Matt Pearson, vice president of planning, design and construction at Stanford Health Care, is working with Hensel Phelps to complete the fifth floor of Lucile Packard Children’s Hospital at Stanford University—while the rest of the hospital remains open and fully operational. That requires meticulous coordination by Hensel Phelps to maintain a quiet, steady and sterile construction zone where hospital staff can halt construction operations at any time if they feel patient care is affected.
“They really do get it. They understand all the constraints and all the objectives, all the challenges, and they embrace it. They go at it,” Pearson says. The completed fifth floor will house two new wings for patient beds—one for stem-cell patients and one for oncology patients—in addition to a pharmacy.
“They do what they say they’re going to do, and they’re very, very conscientious. They never lose sight of what they’re there to do, and they do it exceptionally well,” he says.
Damian Buessing, vice president and district manager for the Southern California region of Hensel Phelps, says the firm is seeing demand across all sectors, especially in aviation and higher education, including the University of California and California State University systems.
And in Southern California, a key market trend is renovation.
“Owners are looking to maximize existing real estate portfolios and how they can repurpose what they have in place more than we have seen in the past,” Buessing says. “In lieu of tear down and rebuild, it’s more of a repurpose, and do so while remaining in operation.”
Valentine also sees continued growth in government and mission-critical and data center construction across the state.
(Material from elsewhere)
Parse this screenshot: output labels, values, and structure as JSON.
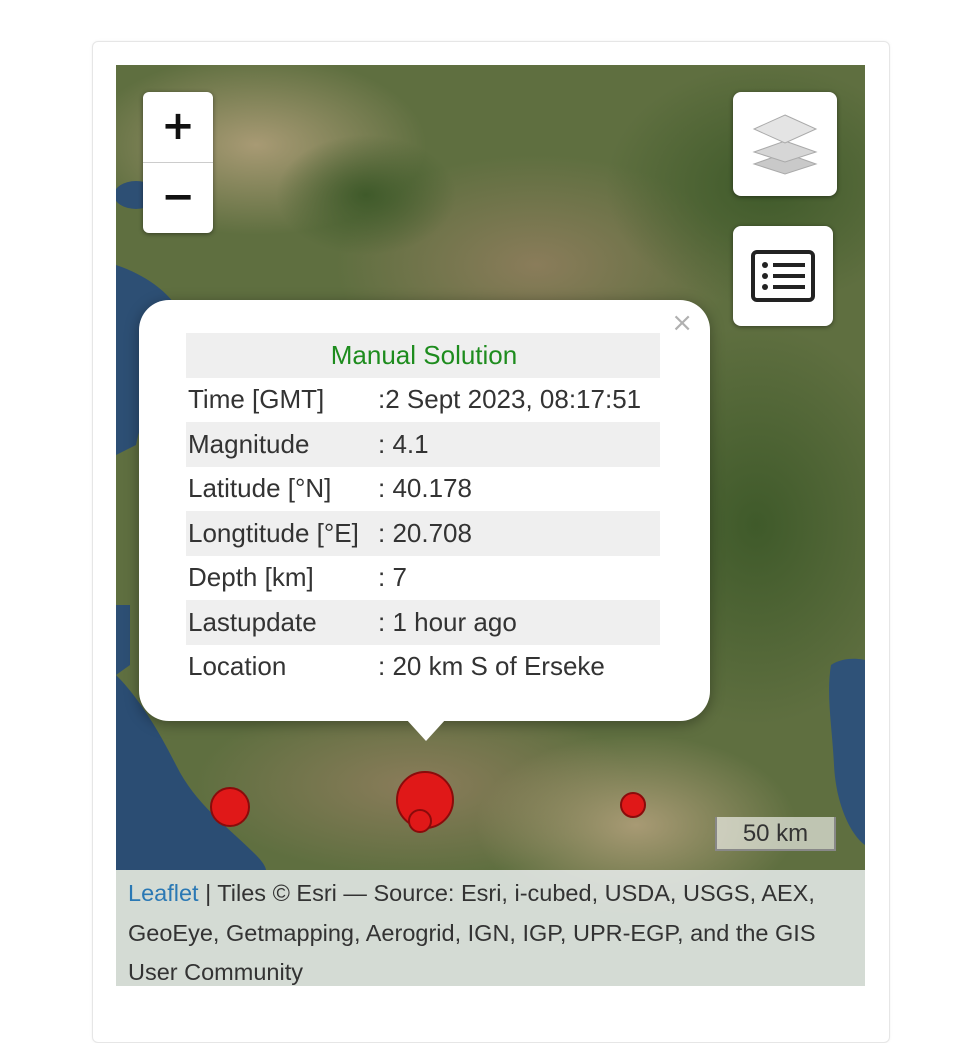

And while the company embraces the fast pace of tight building timelines, Hensel Phelps’ growth strategy is to move at a more deliberate pace.
“We are not a revenue-driven company; we are a value-driven company,” says Valentine, who notes that while Hensel Phelps takes on projects that make big headlines, the firm doesn’t shy away from smaller, less shiny work that clients need to have done.
“I am being super selective about the opportunities we are considering moving forward,” Valentine says. “We really want to make sure we can continue to take care of our great clients and provide value for them and to them.”
Part of that growth strategy is to expand Hensel Phelps’ California workforce by 20%. Valentine says its Northern California employee pool has grown by 49 employees year to date and expects to exceed the firm’s new-hire goal for 2019, with Southern California following a similar trajectory.
“Our goals are long term, and we’re looking to continued steady growth in the market,” Buessing says. “And right now, we are on track.”